Gothenburg in Sweden has announced a one-year experiment with a six-hour day for some of its employees, to see how their performance compares with others on an eight-hour day. In Utah, USA, state employees were given a three-day weekend and most staff felt their morale was higher and their productivity just as good. Even corporate Google allows its staff to use up to one day a week of their paid time to pursue their own interests, recognising that long working hours can severely dampen creativity.
In many jobs, work doesn't stop when the worker leaves the office. France has introduced rules to protect people working in the digital and consultancy sectors from work email outside office hours. The deal signed between employers federations and unions says that employees will have to switch off work phones and avoid looking at work email, while firms cannot pressure staff to check messages. The move follows similar restrictions on out-of-hours email imposed by German firms including Volkswagen, BMW, Puma and the German Labour Ministry.

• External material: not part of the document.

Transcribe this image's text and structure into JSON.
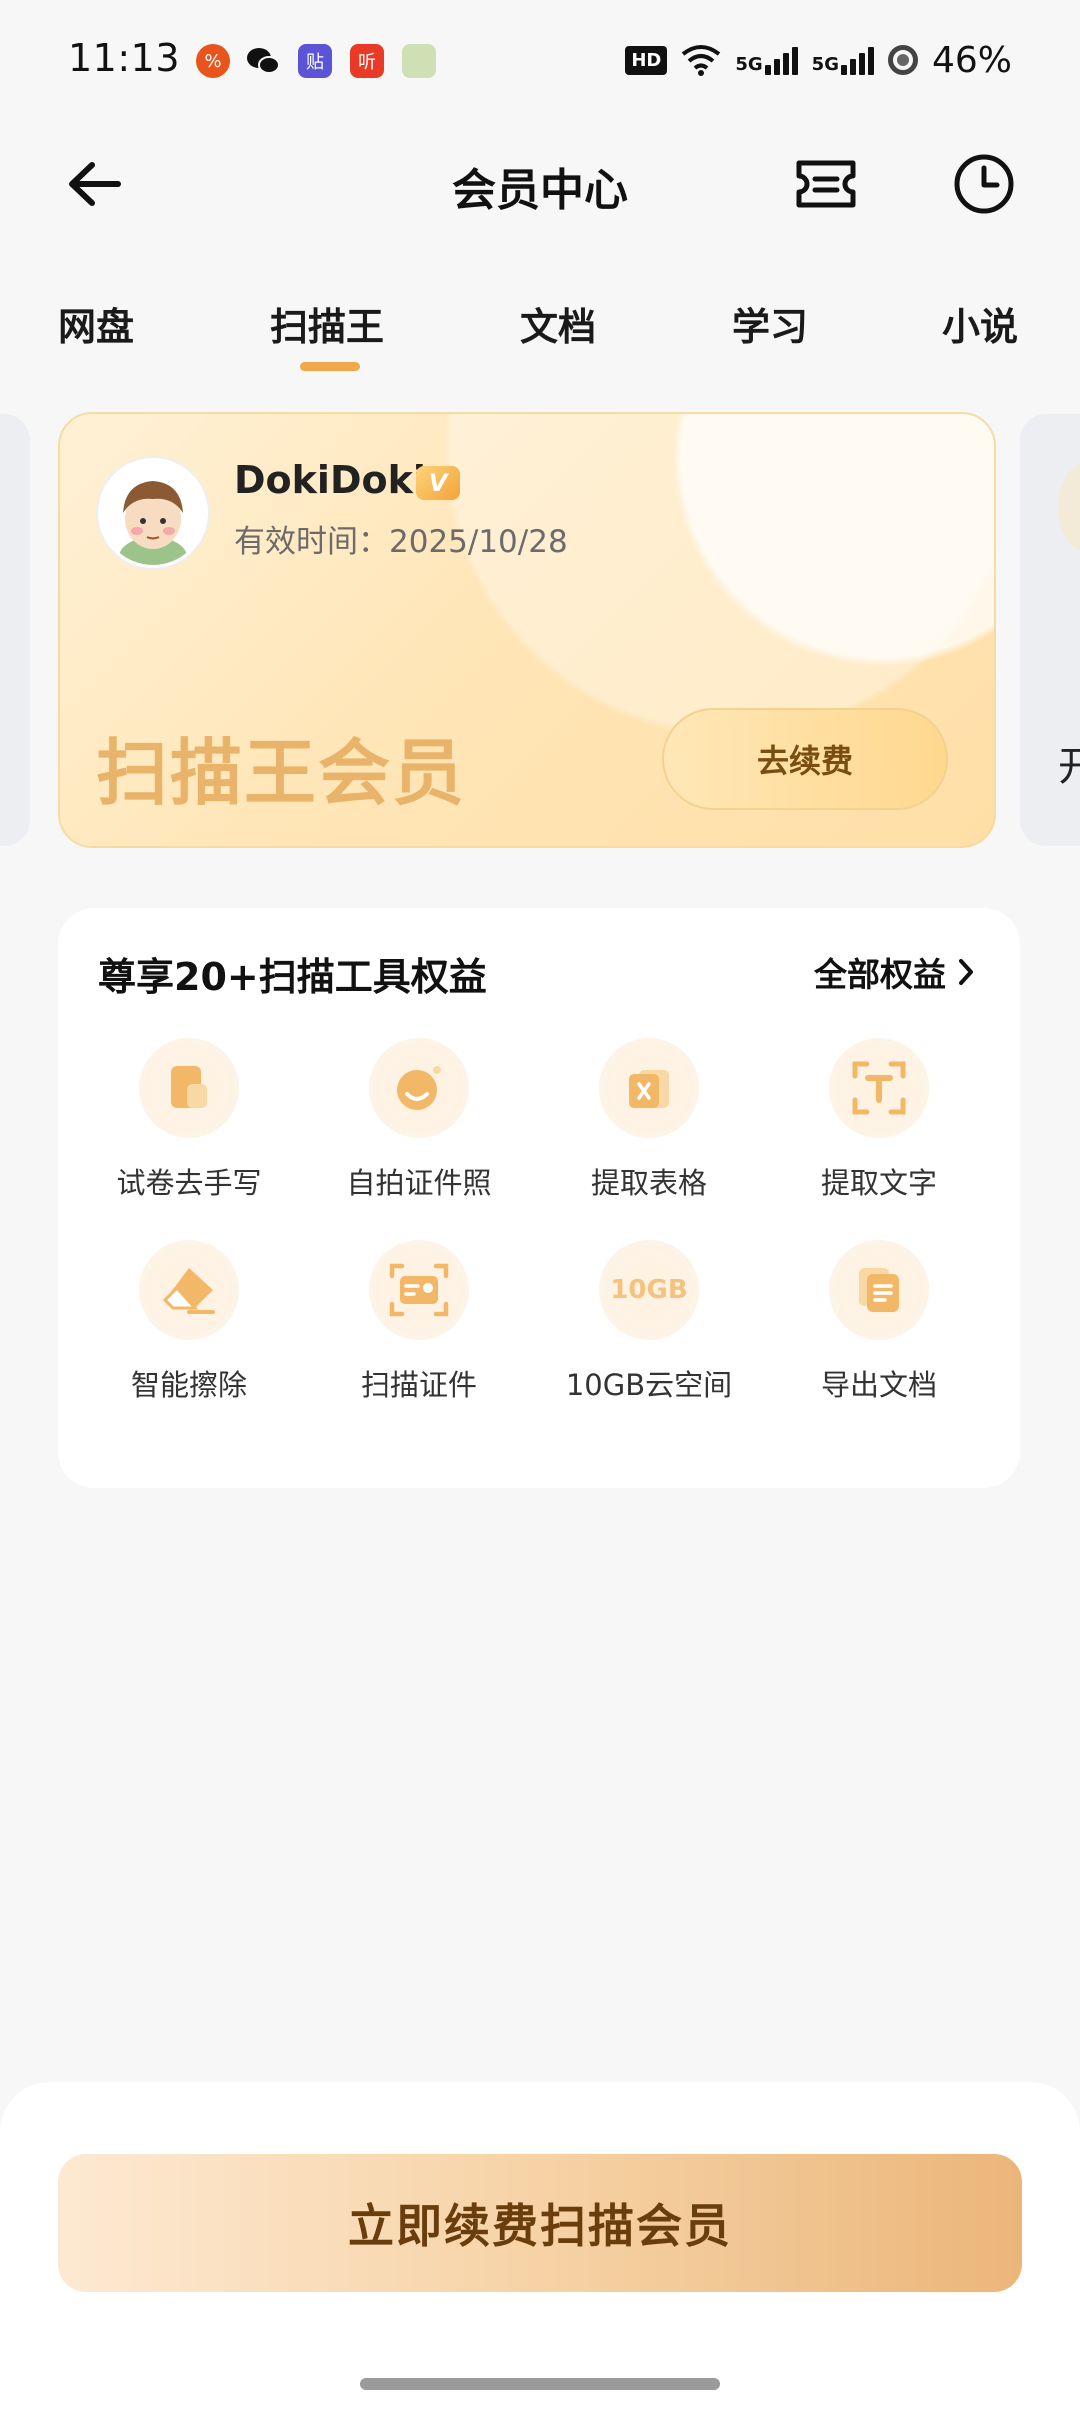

NEF and the TUC rightly argue that a shorter working week must be done in ways that narrow rather than widen inequalities. A move towards shorter working hours must therefore go hand-in-hand with an assault on low pay. No-one should have to work long, unsocial hours, just to feed and house their families.
In the UK union claims for a shorter working week have gone out of fashion in recent years. Maybe we should look again at working time?